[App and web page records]
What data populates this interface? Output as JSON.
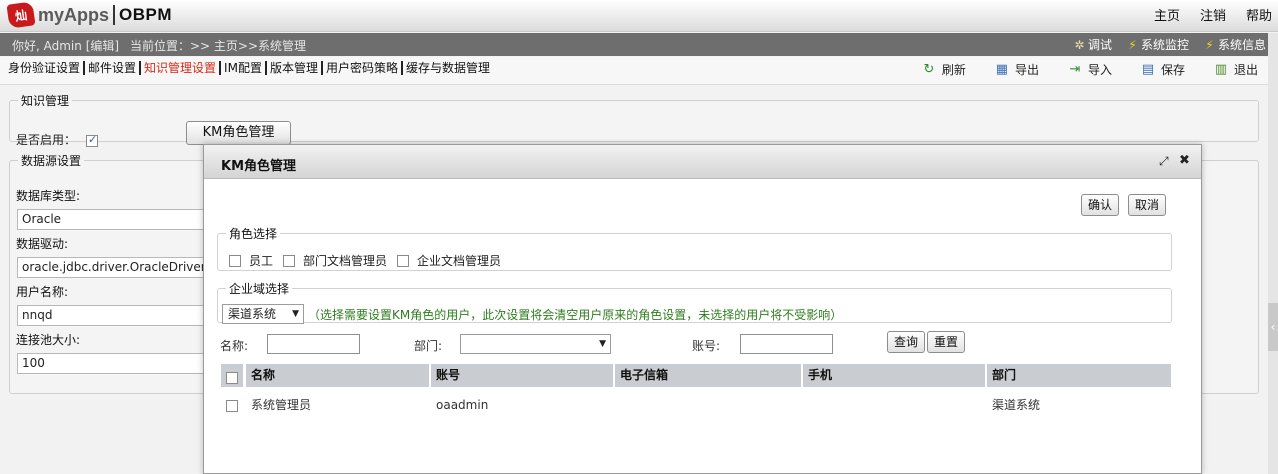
{
  "header": {
    "logo_char": "灿",
    "brand": "myApps",
    "product": "OBPM",
    "links": [
      "主页",
      "注销",
      "帮助"
    ]
  },
  "infobar": {
    "greeting": "你好, Admin [编辑]",
    "breadcrumb": "当前位置：>> 主页>>系统管理",
    "tools": [
      {
        "icon": "debug-icon",
        "label": "调试"
      },
      {
        "icon": "lightning-icon",
        "label": "系统监控"
      },
      {
        "icon": "lightning-icon",
        "label": "系统信息"
      }
    ]
  },
  "tabs": [
    "身份验证设置",
    "邮件设置",
    "知识管理设置",
    "IM配置",
    "版本管理",
    "用户密码策略",
    "缓存与数据管理"
  ],
  "active_tab": "知识管理设置",
  "toolbar": [
    {
      "icon": "refresh-icon",
      "label": "刷新"
    },
    {
      "icon": "export-icon",
      "label": "导出"
    },
    {
      "icon": "import-icon",
      "label": "导入"
    },
    {
      "icon": "save-icon",
      "label": "保存"
    },
    {
      "icon": "exit-icon",
      "label": "退出"
    }
  ],
  "km": {
    "legend": "知识管理",
    "enable_label": "是否启用：",
    "enabled": true,
    "role_button": "KM角色管理"
  },
  "datasource": {
    "legend": "数据源设置",
    "db_type_label": "数据库类型:",
    "db_type_value": "Oracle",
    "driver_label": "数据驱动:",
    "driver_value": "oracle.jdbc.driver.OracleDriver",
    "user_label": "用户名称:",
    "user_value": "nnqd",
    "pool_label": "连接池大小:",
    "pool_value": "100"
  },
  "modal": {
    "title": "KM角色管理",
    "confirm": "确认",
    "cancel": "取消",
    "role_legend": "角色选择",
    "roles": [
      "员工",
      "部门文档管理员",
      "企业文档管理员"
    ],
    "domain_legend": "企业域选择",
    "domain_value": "渠道系统",
    "domain_hint": "（选择需要设置KM角色的用户，此次设置将会清空用户原来的角色设置，未选择的用户将不受影响）",
    "filter": {
      "name_label": "名称:",
      "dept_label": "部门:",
      "account_label": "账号:",
      "query": "查询",
      "reset": "重置"
    },
    "columns": [
      "名称",
      "账号",
      "电子信箱",
      "手机",
      "部门"
    ],
    "rows": [
      {
        "name": "系统管理员",
        "account": "oaadmin",
        "email": "",
        "phone": "",
        "dept": "渠道系统"
      }
    ]
  },
  "colors": {
    "active_tab": "#d62c1a",
    "infobar_bg": "#6e6e6e",
    "hint_green": "#2e7d1e",
    "grid_header": "#c9ccd0"
  }
}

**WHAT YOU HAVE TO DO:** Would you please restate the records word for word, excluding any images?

**WRITTEN ANSWER:**
What data populates this interface? Output as JSON.
{
  "header": {
    "logo_char": "灿",
    "brand": "myApps",
    "product": "OBPM",
    "links": [
      "主页",
      "注销",
      "帮助"
    ]
  },
  "infobar": {
    "greeting": "你好, Admin [编辑]",
    "breadcrumb": "当前位置：>> 主页>>系统管理",
    "tools": [
      {
        "icon": "debug-icon",
        "label": "调试"
      },
      {
        "icon": "lightning-icon",
        "label": "系统监控"
      },
      {
        "icon": "lightning-icon",
        "label": "系统信息"
      }
    ]
  },
  "tabs": [
    "身份验证设置",
    "邮件设置",
    "知识管理设置",
    "IM配置",
    "版本管理",
    "用户密码策略",
    "缓存与数据管理"
  ],
  "active_tab": "知识管理设置",
  "toolbar": [
    {
      "icon": "refresh-icon",
      "label": "刷新"
    },
    {
      "icon": "export-icon",
      "label": "导出"
    },
    {
      "icon": "import-icon",
      "label": "导入"
    },
    {
      "icon": "save-icon",
      "label": "保存"
    },
    {
      "icon": "exit-icon",
      "label": "退出"
    }
  ],
  "km": {
    "legend": "知识管理",
    "enable_label": "是否启用：",
    "enabled": true,
    "role_button": "KM角色管理"
  },
  "datasource": {
    "legend": "数据源设置",
    "db_type_label": "数据库类型:",
    "db_type_value": "Oracle",
    "driver_label": "数据驱动:",
    "driver_value": "oracle.jdbc.driver.OracleDriver",
    "user_label": "用户名称:",
    "user_value": "nnqd",
    "pool_label": "连接池大小:",
    "pool_value": "100"
  },
  "modal": {
    "title": "KM角色管理",
    "confirm": "确认",
    "cancel": "取消",
    "role_legend": "角色选择",
    "roles": [
      "员工",
      "部门文档管理员",
      "企业文档管理员"
    ],
    "domain_legend": "企业域选择",
    "domain_value": "渠道系统",
    "domain_hint": "（选择需要设置KM角色的用户，此次设置将会清空用户原来的角色设置，未选择的用户将不受影响）",
    "filter": {
      "name_label": "名称:",
      "dept_label": "部门:",
      "account_label": "账号:",
      "query": "查询",
      "reset": "重置"
    },
    "columns": [
      "名称",
      "账号",
      "电子信箱",
      "手机",
      "部门"
    ],
    "rows": [
      {
        "name": "系统管理员",
        "account": "oaadmin",
        "email": "",
        "phone": "",
        "dept": "渠道系统"
      }
    ]
  },
  "colors": {
    "active_tab": "#d62c1a",
    "infobar_bg": "#6e6e6e",
    "hint_green": "#2e7d1e",
    "grid_header": "#c9ccd0"
  }
}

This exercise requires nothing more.